NEW PORT RICHEY — City officials have indefinitely scratched controversial plans to declare nearly all of New Port Richey a brownfield.
The designation could have paved the way for economic incentives for redevelopment. But numerous residents questioned whether the benefits would outweigh the stigma.
City Manager John Schneiger told the council Tuesday night he would pull the plug on a fact-finding work session slated for Dec. 13 on the issue.
He said feedback from the public has been so "exclusively negative" it overshadowed any benefit the brownfield program would have, at least for now.
"Maybe if we went about it a different way, at a different time, it might be more beneficial," Schneiger said. "But right now we have so many other important things to deal with that I felt we needed to move on."
The council began considering the designation last month, when members gave initial approval to a resolution seeking brownfield status from the state.
Such a designation would allow the city to identify specific sites that could be contaminated — such as former gas stations, dry cleaners and other businesses that used chemicals — and offer tax breaks and other perks to property owners to clean up the properties.
The proposed resolution sought brownfield designation for the city's 2,250-acre Community Redevelopment Area, a near citywide swath that the council already declared blighted back in 2001 to qualify for other grants and tax incentives for redevelopment. Anticipating the brownfield label might be perceived as a negative, New Port Richey development director Lisa Fierce called the proposed plot an "Economic Incentive Area."
But a final vote on the resolution stalled two weeks ago, when more than a dozen residents voiced their objections at a council meeting. Much of the opposition came from local real estate agents who said including residential neighborhoods in the proposed brownfield area might send property values plunging. Agents also said if the resolution passed, they would be legally bound to disclose the brownfield status of properties to potential buyers.
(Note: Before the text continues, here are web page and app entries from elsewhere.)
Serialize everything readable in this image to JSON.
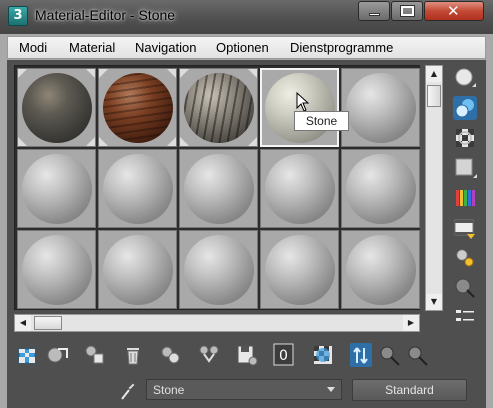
{
  "window": {
    "title": "Material-Editor - Stone",
    "app_icon_text": "3",
    "close_glyph": "✕"
  },
  "menu": {
    "items": [
      "Modi",
      "Material",
      "Navigation",
      "Optionen",
      "Dienstprogramme"
    ]
  },
  "slots": {
    "rows": 3,
    "columns": 5,
    "materials": [
      "granite",
      "rusted-wood",
      "weathered-planks",
      "Stone",
      "default-gray"
    ],
    "selected_index": 3
  },
  "tooltip": {
    "text": "Stone"
  },
  "toolbar": {
    "material_id_value": "0"
  },
  "material_name": {
    "value": "Stone"
  },
  "material_type": {
    "label": "Standard"
  },
  "icons": {
    "side": [
      "sample-type-icon",
      "backlight-icon",
      "background-icon",
      "tiling-icon",
      "video-color-check-icon",
      "make-preview-icon",
      "options-icon",
      "select-by-material-icon",
      "material-map-navigator-icon"
    ],
    "bottom": [
      "get-material-icon",
      "put-to-scene-icon",
      "assign-material-icon",
      "reset-map-icon",
      "make-unique-icon",
      "copy-material-icon",
      "put-to-library-icon",
      "material-id-icon",
      "show-shaded-icon",
      "show-end-result-icon",
      "go-to-parent-icon",
      "go-forward-icon"
    ],
    "eyedropper": "eyedropper-icon"
  },
  "colors": {
    "panel": "#4f4f4f",
    "slot_bg": "#a9a9a9",
    "selected_border": "#f4f4f4",
    "accent_blue": "#3a9de0"
  }
}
The council opted at that Nov. 1 meeting to postpone the matter until a workshop could be held next month to provide more information about the proposal.
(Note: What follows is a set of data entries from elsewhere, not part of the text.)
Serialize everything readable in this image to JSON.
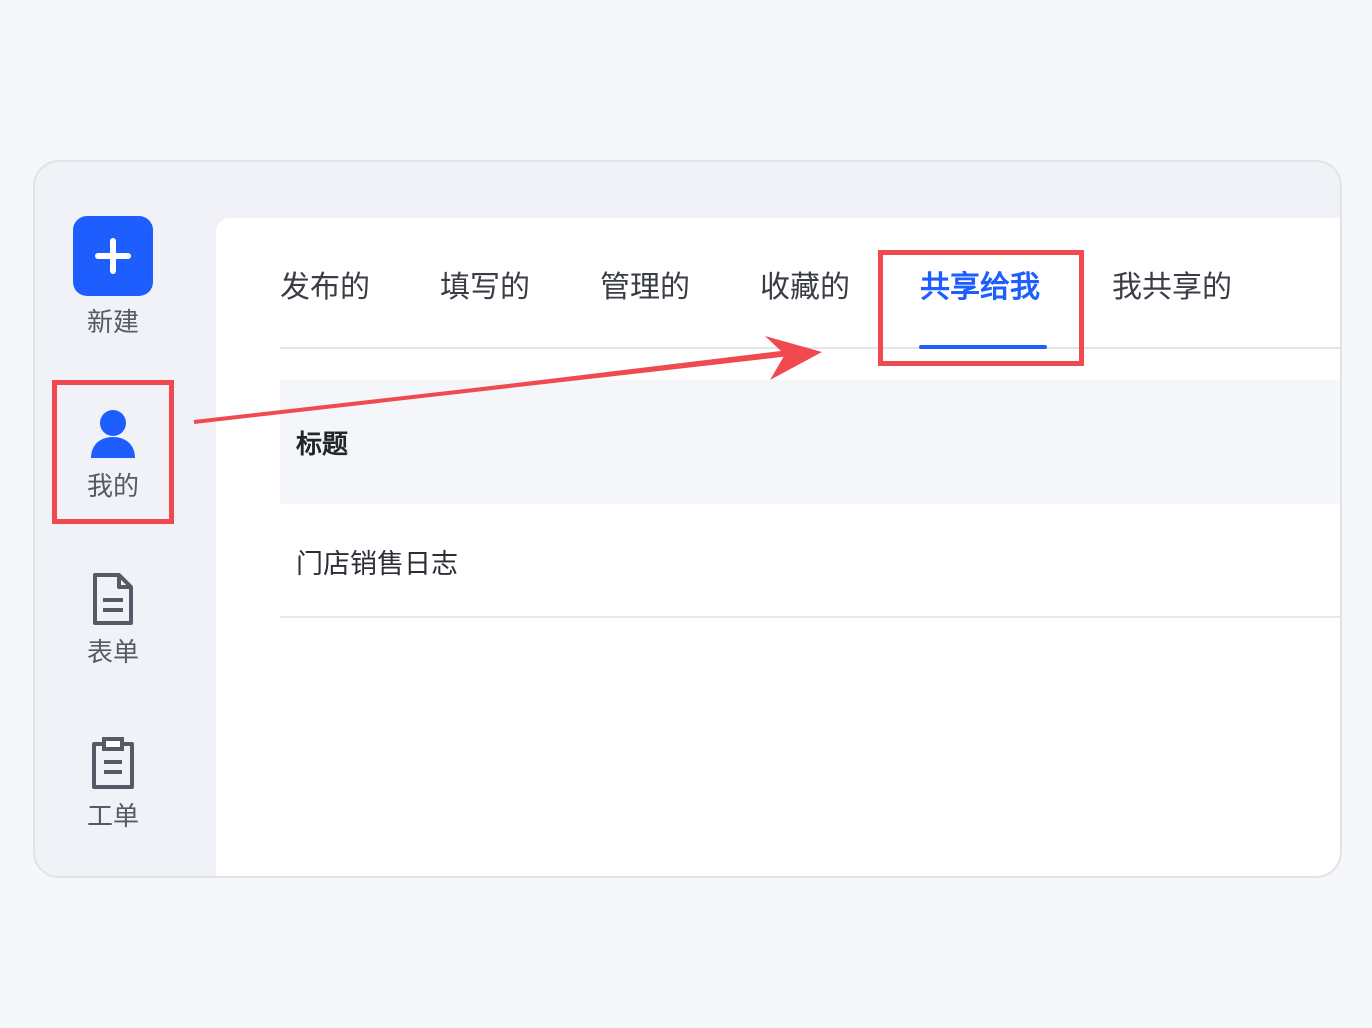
{
  "sidebar": {
    "items": [
      {
        "id": "new",
        "label": "新建",
        "icon": "plus-icon"
      },
      {
        "id": "mine",
        "label": "我的",
        "icon": "user-icon"
      },
      {
        "id": "forms",
        "label": "表单",
        "icon": "document-icon"
      },
      {
        "id": "tickets",
        "label": "工单",
        "icon": "clipboard-icon"
      }
    ]
  },
  "tabs": [
    {
      "label": "发布的",
      "active": false
    },
    {
      "label": "填写的",
      "active": false
    },
    {
      "label": "管理的",
      "active": false
    },
    {
      "label": "收藏的",
      "active": false
    },
    {
      "label": "共享给我",
      "active": true
    },
    {
      "label": "我共享的",
      "active": false
    }
  ],
  "table": {
    "columns": [
      "标题"
    ],
    "rows": [
      {
        "title": "门店销售日志"
      }
    ]
  },
  "colors": {
    "accent": "#1e5eff",
    "highlight": "#f0494f",
    "sidebar_bg": "#f1f2f7",
    "page_bg": "#f6f7f9"
  }
}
The council voiced no opposition Tuesday night to Schneiger's decision to cancel it.